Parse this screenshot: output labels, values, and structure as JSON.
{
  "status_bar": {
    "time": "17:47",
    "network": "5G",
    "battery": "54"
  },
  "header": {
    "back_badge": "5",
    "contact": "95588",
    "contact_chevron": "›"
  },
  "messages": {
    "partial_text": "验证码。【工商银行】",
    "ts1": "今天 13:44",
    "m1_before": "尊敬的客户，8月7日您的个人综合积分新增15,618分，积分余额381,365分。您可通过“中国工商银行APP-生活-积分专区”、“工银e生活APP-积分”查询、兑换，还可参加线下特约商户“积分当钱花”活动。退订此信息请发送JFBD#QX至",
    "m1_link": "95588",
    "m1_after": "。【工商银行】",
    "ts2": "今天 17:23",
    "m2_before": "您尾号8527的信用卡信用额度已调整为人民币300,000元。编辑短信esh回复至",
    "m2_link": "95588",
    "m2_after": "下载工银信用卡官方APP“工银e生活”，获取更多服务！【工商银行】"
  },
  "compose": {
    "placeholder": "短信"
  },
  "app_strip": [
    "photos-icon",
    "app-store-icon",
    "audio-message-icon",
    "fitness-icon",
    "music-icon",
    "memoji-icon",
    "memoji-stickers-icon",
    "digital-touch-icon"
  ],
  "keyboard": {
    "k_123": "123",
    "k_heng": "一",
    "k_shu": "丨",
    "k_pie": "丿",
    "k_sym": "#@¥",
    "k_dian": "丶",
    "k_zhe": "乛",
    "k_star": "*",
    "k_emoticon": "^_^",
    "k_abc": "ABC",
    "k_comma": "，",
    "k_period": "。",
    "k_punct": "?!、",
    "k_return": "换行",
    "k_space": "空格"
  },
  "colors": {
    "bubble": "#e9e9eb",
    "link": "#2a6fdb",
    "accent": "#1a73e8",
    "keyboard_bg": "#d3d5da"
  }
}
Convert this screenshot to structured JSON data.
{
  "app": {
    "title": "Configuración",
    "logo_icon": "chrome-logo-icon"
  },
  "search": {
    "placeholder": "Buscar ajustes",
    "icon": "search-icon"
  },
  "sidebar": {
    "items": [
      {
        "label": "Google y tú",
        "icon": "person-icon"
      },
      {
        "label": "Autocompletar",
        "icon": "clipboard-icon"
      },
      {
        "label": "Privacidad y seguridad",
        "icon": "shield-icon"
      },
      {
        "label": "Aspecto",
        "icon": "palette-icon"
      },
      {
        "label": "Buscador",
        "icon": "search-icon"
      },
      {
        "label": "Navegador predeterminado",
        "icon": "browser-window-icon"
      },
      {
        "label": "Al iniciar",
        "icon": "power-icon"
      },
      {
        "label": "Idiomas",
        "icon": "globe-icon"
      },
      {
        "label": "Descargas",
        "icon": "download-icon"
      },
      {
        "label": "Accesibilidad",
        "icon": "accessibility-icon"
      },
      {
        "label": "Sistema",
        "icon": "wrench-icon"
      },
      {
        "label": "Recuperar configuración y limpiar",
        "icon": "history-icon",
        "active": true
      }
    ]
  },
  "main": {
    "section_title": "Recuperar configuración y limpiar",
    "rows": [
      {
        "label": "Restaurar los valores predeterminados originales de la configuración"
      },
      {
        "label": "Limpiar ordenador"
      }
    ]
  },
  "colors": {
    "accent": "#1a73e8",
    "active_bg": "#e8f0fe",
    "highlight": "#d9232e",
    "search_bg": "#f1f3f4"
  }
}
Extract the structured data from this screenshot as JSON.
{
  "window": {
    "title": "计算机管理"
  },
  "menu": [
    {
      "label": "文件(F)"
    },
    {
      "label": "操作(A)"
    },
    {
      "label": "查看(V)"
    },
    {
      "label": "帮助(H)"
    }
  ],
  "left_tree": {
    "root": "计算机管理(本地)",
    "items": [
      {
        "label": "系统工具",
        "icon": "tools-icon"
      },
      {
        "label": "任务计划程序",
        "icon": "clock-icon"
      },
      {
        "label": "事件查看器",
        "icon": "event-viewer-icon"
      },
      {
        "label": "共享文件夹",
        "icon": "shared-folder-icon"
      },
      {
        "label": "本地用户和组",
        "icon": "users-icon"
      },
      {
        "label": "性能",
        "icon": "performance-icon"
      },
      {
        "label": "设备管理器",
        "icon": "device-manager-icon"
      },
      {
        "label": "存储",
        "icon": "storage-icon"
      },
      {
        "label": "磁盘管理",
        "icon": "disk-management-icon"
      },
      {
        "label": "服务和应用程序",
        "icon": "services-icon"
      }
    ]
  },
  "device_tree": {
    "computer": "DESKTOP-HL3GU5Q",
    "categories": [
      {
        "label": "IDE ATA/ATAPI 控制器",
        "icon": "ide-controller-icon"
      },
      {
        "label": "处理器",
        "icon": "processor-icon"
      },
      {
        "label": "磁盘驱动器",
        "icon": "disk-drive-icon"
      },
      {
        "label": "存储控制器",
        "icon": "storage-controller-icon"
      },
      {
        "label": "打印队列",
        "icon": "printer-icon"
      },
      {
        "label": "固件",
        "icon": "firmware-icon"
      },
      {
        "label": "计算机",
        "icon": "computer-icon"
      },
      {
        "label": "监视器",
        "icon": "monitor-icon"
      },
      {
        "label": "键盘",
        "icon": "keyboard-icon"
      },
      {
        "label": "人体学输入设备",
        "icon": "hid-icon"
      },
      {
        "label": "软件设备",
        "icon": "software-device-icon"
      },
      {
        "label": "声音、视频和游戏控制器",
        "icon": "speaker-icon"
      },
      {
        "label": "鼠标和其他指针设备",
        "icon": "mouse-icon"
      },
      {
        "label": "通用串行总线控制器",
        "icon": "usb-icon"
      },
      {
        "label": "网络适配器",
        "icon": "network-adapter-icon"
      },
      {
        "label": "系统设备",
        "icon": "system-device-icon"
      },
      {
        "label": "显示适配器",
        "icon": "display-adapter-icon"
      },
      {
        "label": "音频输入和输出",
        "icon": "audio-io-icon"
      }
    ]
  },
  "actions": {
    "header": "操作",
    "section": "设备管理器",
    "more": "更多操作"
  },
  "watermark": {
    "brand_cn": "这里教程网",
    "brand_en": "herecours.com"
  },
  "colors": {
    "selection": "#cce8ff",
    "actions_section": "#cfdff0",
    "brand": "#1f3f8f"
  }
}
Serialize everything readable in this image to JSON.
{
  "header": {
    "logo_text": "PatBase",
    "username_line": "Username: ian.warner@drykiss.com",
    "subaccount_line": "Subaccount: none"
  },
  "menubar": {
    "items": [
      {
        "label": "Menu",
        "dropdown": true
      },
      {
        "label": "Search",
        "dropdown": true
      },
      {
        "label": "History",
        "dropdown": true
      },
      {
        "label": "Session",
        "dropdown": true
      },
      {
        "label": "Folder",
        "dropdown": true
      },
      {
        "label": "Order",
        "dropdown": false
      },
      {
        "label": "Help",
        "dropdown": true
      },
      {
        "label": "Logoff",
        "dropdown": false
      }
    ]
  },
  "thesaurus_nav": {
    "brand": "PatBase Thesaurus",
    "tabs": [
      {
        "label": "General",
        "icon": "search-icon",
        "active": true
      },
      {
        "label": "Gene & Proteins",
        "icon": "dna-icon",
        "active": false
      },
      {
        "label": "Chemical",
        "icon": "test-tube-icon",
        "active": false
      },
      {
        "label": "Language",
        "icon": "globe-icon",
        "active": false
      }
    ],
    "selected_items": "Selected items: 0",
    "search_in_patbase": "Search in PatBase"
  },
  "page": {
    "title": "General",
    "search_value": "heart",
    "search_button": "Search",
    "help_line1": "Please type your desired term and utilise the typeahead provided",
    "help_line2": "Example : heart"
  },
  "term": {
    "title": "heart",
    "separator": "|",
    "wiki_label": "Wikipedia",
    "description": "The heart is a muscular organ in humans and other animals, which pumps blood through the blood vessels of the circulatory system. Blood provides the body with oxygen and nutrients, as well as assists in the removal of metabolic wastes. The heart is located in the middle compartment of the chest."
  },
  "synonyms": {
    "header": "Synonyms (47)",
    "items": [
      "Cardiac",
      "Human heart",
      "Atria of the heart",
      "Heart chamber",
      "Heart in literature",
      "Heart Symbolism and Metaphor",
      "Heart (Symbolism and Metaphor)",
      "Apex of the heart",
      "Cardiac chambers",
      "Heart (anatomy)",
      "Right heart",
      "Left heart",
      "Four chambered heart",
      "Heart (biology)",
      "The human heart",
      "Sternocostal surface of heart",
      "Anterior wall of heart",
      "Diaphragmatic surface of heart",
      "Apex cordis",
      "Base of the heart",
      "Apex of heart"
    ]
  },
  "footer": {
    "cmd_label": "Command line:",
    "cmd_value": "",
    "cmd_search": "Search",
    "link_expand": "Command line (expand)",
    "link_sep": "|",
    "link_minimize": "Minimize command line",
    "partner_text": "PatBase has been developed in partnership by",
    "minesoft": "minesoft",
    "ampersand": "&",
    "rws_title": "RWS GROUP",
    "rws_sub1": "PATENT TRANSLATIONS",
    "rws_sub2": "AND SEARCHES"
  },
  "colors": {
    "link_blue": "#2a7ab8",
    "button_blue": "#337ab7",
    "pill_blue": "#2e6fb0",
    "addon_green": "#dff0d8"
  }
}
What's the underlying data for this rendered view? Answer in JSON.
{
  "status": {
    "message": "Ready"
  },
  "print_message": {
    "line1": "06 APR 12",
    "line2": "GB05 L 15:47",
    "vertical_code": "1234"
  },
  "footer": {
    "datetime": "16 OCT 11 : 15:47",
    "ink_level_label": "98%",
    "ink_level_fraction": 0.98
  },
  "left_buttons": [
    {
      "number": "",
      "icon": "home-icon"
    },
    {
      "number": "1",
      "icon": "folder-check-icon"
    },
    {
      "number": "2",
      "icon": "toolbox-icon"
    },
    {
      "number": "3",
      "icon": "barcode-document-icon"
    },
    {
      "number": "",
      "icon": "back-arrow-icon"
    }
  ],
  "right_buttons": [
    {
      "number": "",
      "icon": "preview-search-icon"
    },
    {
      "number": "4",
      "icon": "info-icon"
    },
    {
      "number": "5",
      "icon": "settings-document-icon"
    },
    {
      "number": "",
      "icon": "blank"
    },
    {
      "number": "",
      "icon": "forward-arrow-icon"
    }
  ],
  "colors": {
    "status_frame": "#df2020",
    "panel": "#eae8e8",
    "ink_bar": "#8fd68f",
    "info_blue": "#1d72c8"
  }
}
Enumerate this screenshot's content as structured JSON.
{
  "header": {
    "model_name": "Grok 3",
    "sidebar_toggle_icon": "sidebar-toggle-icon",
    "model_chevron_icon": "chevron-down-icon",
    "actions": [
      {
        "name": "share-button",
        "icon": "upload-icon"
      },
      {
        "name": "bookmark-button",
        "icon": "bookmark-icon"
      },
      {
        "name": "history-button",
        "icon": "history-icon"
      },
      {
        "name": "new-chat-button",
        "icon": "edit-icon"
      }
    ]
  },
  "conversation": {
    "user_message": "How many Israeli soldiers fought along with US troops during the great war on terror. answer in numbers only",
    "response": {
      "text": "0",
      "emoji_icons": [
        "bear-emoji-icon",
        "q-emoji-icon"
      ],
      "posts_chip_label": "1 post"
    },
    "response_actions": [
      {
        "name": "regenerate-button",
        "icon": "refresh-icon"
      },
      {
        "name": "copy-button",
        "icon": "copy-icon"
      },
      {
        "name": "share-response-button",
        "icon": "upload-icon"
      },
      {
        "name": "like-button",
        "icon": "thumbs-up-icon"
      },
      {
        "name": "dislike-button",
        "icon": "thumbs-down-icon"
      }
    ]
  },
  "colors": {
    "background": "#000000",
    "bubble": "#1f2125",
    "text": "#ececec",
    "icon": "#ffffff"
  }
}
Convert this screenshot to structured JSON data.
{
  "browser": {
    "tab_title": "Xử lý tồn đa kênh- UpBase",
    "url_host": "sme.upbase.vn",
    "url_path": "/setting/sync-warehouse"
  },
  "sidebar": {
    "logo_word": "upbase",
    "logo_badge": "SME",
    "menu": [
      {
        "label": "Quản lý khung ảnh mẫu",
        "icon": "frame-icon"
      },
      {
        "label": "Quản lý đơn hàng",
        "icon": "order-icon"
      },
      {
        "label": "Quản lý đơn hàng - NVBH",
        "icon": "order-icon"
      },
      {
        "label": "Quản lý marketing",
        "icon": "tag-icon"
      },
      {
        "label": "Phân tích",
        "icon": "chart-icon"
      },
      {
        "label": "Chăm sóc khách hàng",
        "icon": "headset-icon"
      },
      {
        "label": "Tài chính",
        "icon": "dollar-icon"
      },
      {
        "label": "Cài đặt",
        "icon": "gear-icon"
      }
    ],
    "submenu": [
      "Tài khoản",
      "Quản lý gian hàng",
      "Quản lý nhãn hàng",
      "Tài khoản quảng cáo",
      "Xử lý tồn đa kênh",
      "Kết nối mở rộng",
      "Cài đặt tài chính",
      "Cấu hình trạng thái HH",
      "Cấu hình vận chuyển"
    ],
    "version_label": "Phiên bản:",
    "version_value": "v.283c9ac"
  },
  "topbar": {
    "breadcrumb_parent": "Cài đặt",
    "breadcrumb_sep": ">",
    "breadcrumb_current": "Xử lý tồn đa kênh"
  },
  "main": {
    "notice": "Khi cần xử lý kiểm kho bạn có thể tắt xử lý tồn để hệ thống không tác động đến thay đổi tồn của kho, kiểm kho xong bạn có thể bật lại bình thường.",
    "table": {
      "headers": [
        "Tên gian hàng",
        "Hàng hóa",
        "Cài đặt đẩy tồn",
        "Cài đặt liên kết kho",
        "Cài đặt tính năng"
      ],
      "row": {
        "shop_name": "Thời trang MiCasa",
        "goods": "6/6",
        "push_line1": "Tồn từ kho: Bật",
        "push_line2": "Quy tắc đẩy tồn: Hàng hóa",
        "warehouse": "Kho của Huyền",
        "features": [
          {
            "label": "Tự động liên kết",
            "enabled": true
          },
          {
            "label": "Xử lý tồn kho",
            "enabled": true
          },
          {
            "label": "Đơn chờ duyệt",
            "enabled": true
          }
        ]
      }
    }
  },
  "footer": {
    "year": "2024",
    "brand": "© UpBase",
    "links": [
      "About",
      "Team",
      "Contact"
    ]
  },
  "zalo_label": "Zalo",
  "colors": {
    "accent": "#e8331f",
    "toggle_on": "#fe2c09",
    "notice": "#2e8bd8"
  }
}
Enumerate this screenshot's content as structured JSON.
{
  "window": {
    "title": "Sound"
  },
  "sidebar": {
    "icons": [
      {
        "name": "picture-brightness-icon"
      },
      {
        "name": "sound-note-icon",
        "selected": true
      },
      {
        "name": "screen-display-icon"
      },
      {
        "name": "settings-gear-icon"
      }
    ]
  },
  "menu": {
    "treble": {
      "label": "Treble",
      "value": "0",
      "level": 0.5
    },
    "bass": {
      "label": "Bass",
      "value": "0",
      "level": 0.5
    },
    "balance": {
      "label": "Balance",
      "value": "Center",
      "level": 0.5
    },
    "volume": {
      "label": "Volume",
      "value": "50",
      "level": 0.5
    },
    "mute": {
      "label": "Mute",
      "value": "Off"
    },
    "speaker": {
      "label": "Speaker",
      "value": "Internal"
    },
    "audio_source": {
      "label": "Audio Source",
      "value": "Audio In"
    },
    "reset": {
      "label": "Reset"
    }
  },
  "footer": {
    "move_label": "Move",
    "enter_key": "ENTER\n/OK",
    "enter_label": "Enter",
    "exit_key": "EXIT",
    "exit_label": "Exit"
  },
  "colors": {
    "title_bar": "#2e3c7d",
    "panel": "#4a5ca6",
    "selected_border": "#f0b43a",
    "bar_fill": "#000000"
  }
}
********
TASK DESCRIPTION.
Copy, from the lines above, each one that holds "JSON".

YOUR RESPONSE.
Parse this screenshot: output labels, values, and structure as JSON.
Convert this screenshot to structured JSON data.
Extract the structured data from this screenshot as JSON.
Serialize everything readable in this image to JSON.
What's the underlying data for this rendered view? Answer in JSON.
Enumerate this screenshot's content as structured JSON.
Convert this screenshot to structured JSON data.
Enumerate this screenshot's content as structured JSON.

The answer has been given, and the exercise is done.